> _WHAT YOU SHOULD DO_: All of the data must be output without alteration.

> _INFORMATION GIVEN_:
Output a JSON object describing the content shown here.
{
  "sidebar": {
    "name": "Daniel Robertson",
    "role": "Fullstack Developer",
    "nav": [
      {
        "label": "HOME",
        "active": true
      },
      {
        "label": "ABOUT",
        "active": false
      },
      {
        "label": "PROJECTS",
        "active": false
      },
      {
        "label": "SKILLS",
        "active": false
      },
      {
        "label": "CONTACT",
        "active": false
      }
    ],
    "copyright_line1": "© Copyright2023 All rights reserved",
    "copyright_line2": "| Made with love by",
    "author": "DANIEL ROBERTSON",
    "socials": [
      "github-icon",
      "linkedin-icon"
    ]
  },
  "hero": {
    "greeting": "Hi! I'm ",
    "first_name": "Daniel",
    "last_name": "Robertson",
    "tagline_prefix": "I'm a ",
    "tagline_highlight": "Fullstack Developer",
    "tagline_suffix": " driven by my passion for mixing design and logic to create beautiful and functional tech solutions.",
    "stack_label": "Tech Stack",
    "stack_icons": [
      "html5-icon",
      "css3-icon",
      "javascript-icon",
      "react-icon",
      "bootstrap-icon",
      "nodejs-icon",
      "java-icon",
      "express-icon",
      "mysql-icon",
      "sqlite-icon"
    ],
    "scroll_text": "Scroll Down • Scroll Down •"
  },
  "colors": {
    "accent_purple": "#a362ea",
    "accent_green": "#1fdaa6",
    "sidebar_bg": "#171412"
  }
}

> _REPLY TO THE EXERCISE_:
Output a JSON object describing the content shown here.
{
  "sidebar": {
    "name": "Daniel Robertson",
    "role": "Fullstack Developer",
    "nav": [
      {
        "label": "HOME",
        "active": true
      },
      {
        "label": "ABOUT",
        "active": false
      },
      {
        "label": "PROJECTS",
        "active": false
      },
      {
        "label": "SKILLS",
        "active": false
      },
      {
        "label": "CONTACT",
        "active": false
      }
    ],
    "copyright_line1": "© Copyright2023 All rights reserved",
    "copyright_line2": "| Made with love by",
    "author": "DANIEL ROBERTSON",
    "socials": [
      "github-icon",
      "linkedin-icon"
    ]
  },
  "hero": {
    "greeting": "Hi! I'm ",
    "first_name": "Daniel",
    "last_name": "Robertson",
    "tagline_prefix": "I'm a ",
    "tagline_highlight": "Fullstack Developer",
    "tagline_suffix": " driven by my passion for mixing design and logic to create beautiful and functional tech solutions.",
    "stack_label": "Tech Stack",
    "stack_icons": [
      "html5-icon",
      "css3-icon",
      "javascript-icon",
      "react-icon",
      "bootstrap-icon",
      "nodejs-icon",
      "java-icon",
      "express-icon",
      "mysql-icon",
      "sqlite-icon"
    ],
    "scroll_text": "Scroll Down • Scroll Down •"
  },
  "colors": {
    "accent_purple": "#a362ea",
    "accent_green": "#1fdaa6",
    "sidebar_bg": "#171412"
  }
}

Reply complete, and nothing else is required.